Regarding his questioning by U.S. officials on Stevens’ death, al Chalabi said: “They pretended to know everything, because they were rigid in their questioning, but the truth is that until now, the Americans do not know who carried out this attack which led to the death of their ambassador or who destroyed their consulate; they are confused. At times they say that it happened against the backdrop of a popular attack over the film that offends the prophet, peace be upon him, and at other times they say it was planned. If it was planned, they do not know who did it.”

Al Chalabi said a judge ruled that there was no evidence against him and allowed him to be released, adding that he believed “the Americans did not want to do so.”

His passport was seized to prevent him from leaving Libya and he must report to a police station once a week, he said.

The Benghazi attack has become a major focus of House Republicans, who have charged the Obama administration lied about the terrorist attack, claiming it was the outgrowth of a protest and not a coordinated terrorist strike.

At least two House committees are investigating the attack.

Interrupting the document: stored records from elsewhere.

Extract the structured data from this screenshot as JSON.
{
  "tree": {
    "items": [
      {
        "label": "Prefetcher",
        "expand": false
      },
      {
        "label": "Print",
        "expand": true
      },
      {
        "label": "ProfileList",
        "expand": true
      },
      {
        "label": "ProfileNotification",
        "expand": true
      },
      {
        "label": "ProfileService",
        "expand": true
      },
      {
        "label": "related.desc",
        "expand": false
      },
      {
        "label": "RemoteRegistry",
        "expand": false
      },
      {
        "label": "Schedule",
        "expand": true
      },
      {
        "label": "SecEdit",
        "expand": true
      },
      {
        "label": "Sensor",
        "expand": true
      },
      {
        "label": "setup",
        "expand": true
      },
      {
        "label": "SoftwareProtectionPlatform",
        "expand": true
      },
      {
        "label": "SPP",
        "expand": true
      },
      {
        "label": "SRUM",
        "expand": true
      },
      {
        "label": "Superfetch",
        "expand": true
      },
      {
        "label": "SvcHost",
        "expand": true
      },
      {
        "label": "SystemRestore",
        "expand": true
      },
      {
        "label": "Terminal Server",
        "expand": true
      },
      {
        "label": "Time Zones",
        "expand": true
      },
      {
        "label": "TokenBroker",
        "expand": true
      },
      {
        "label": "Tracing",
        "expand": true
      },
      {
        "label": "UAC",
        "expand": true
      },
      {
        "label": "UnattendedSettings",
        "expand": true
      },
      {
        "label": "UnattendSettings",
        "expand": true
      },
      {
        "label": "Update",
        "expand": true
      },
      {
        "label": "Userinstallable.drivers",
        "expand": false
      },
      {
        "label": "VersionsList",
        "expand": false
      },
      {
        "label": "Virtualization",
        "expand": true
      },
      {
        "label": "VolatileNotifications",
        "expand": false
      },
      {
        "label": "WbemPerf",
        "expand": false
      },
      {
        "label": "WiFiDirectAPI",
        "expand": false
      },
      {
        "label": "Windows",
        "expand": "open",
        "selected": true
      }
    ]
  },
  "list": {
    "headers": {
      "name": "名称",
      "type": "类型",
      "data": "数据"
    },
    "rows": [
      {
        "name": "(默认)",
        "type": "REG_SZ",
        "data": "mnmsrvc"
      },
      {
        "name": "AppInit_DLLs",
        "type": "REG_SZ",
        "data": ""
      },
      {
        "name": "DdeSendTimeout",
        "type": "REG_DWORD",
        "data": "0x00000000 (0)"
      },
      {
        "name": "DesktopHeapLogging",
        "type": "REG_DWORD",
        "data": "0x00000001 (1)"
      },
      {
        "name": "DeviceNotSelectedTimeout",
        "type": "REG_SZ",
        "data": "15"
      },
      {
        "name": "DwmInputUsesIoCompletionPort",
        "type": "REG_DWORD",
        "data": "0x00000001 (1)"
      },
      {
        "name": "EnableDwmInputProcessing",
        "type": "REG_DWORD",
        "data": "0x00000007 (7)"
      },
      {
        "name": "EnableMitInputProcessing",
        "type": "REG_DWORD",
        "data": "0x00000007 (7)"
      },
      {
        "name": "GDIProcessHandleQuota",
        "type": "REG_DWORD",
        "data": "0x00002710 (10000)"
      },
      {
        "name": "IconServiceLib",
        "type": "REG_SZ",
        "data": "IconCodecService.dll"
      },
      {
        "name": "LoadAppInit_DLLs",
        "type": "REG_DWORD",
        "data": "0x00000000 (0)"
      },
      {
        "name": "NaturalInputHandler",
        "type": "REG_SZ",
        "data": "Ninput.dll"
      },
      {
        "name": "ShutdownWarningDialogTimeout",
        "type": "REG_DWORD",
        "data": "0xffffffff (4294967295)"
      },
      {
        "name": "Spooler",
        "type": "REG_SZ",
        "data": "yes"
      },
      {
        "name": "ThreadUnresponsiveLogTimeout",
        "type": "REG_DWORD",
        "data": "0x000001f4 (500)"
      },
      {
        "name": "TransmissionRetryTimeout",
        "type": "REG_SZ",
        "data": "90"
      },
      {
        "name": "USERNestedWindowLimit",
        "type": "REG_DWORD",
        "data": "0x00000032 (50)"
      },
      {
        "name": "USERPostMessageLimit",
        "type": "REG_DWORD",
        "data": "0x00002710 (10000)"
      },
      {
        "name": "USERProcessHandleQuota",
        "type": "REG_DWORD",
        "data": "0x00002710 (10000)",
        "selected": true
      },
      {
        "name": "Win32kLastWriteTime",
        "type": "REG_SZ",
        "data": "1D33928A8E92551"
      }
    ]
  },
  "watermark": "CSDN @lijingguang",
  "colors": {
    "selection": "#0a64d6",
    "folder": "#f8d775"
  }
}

The State Department Accountability Review Board concluded in a report that the department was guilty of a series of security failures related to the attack.

President Barack Obama vowed to bring the attackers to justice.

But so far the FBI has failed to apprehend any of the attackers.

“The administration remains committed to bringing to justice the perpetrators of this attack, but for all details on the investigation, I refer you to the FBI,” State Department spokesman Patrick Ventrell told the Washington Free Beacon.

Meanwhile, reports continued to show that al Qaeda terrorists are moving into Benghazi.

Al Chalabi was not one of the six people whose photos were posted on the FBI’s web site last month as part of its Benghazi probe.

The FBI posted surveillance video images of six men it suspects in the attacks on the diplomatic compound.

The Associated Press reported that the U.S. government has enough evidence to justify seizing the men as suspected terrorists linked to the attack, including the use of military force.

However, the news agency said the authorities do not have enough evidence to use in a criminal prosecution in a U.S. court.

The suspects remain at large.

The FBI had identified several people it believes were involved in both the planning and the actual attack.

U.S. officials attribute the lack of a central government and the proliferation of militias throughout Libya for the difficulties the bureau is having with its investigation.

The Facebook page of the pro-government Command Council of 17 February Revolution posted an Arabic-language statement that said al Qaeda is infiltrating into Benghazi.

“May God protect us from the evil of this night,” the statement said. “Individuals of different nationalities from the al Qaeda Organization entered Benghazi. Sufyan Qumu leads them. It is worth noting that Sufyan Qumu is responsible for their training and for providing them with weapons in the mountains of the city of Darnah. Most militants are from Egypt, Tunisia, Sudan, Saudi Arabia, Yemen, Afghanistan, and Algeria.”